Byrne's base salary will rise from $500,000 to an average of $675,000 a year for five years. Byrne can receive up to eight weeks in base pay based on the graduation success rate and cumulative grade point averages of Arizona's athletes. Byrne has no bonuses in this contract related to individual athletic achievement. Ohio State athletic director Gene Smith was criticized earlier this year because a national title won by an Ohio State wrestler triggered an $18,000 bonus clause for Smith.
Depending on the performance of the donor's company, Rodriguez, Miller and Byrne could have a serious financial incentive to remain at Arizona. The Wildcats didn't have the cash to pay as much as some of their conference rivals -- the Republic reported Graham's new compensation package at Arizona State will total $2.7 million a year -- but the ownership stake plan could make the Wildcats coaches and AD richer in the long run than some of their Pac-12 counterparts. It also offers them a measure of security. If Arizona fires Rodriguez, Miller or Byrne before the eight-year mark, they would receive a pro-rated portion of the shares. That could result in a heavy golden parachute if the value of the stock rises. The plan also offers the school a bit of security. If any of the trio leaves voluntarily for another job before the eight-year mark, that man's shares would remain property of the University of Arizona Foundation.

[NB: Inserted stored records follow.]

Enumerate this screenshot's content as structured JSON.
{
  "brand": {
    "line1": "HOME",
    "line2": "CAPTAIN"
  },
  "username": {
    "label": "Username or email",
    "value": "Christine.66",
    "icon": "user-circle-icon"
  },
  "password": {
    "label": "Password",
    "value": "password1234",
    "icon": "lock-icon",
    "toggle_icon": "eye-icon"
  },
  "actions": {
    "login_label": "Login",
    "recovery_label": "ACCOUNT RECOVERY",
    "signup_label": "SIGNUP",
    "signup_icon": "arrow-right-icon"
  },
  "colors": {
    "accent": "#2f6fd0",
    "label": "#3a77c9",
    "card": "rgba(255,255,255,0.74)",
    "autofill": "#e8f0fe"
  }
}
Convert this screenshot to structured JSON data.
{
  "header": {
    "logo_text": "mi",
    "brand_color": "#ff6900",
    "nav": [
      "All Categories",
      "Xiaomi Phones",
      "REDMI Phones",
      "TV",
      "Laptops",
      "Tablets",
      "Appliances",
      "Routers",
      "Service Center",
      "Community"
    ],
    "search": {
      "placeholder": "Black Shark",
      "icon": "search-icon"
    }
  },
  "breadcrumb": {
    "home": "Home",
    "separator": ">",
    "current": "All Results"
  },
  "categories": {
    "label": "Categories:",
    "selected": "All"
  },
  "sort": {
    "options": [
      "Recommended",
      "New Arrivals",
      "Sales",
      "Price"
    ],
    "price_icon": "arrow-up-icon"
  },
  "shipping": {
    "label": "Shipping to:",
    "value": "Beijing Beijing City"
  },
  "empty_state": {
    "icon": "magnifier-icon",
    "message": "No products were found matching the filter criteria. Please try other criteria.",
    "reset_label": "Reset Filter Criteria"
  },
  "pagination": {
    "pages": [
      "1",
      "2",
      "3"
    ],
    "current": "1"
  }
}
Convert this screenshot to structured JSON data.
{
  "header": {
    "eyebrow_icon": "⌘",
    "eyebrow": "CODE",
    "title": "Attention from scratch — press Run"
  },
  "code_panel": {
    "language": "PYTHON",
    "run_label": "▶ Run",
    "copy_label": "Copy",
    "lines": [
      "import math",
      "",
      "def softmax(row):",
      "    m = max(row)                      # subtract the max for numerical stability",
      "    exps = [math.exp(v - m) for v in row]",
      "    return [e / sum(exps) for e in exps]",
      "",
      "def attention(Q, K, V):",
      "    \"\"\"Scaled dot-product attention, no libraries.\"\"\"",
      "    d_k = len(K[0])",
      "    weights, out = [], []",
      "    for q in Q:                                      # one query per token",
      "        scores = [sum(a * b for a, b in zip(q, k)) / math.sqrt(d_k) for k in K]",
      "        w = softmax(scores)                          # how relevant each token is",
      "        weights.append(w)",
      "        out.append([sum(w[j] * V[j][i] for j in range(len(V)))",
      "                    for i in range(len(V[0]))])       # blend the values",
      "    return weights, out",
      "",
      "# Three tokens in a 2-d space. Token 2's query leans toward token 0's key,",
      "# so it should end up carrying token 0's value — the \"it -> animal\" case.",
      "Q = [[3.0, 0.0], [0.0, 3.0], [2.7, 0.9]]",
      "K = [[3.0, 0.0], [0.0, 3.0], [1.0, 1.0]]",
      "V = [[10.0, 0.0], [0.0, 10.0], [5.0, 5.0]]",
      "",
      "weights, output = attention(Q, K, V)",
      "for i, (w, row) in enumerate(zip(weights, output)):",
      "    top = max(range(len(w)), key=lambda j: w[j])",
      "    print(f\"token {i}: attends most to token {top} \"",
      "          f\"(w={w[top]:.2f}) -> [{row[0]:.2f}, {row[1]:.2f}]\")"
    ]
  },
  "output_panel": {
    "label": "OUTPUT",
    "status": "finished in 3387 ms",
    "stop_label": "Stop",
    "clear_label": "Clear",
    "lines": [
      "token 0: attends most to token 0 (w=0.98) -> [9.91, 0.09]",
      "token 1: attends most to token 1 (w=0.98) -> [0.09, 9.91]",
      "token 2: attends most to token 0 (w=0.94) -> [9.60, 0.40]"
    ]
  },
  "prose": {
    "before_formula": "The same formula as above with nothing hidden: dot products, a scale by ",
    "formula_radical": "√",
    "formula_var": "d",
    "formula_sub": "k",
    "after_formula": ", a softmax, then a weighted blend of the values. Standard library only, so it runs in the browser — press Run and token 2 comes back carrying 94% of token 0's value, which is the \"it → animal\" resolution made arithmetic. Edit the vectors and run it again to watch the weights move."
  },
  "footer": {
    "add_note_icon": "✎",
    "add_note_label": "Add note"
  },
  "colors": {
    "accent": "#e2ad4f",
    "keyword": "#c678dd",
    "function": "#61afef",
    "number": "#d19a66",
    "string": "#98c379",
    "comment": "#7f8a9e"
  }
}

It will be interesting to see whether other schools follow suit. If Mark Helfrich wins the Pac-12 at Oregon this year, would he be offered a small stake of Nike in lieu of more up-front cash? If Josh Pastner leads Memphis to the Final Four, could he command a piece of FedEx to stay? Pastner probably wouldn't get a crack at his alma mater, because Miller has 175,000 reasons to stay that could grow more valuable with each passing year.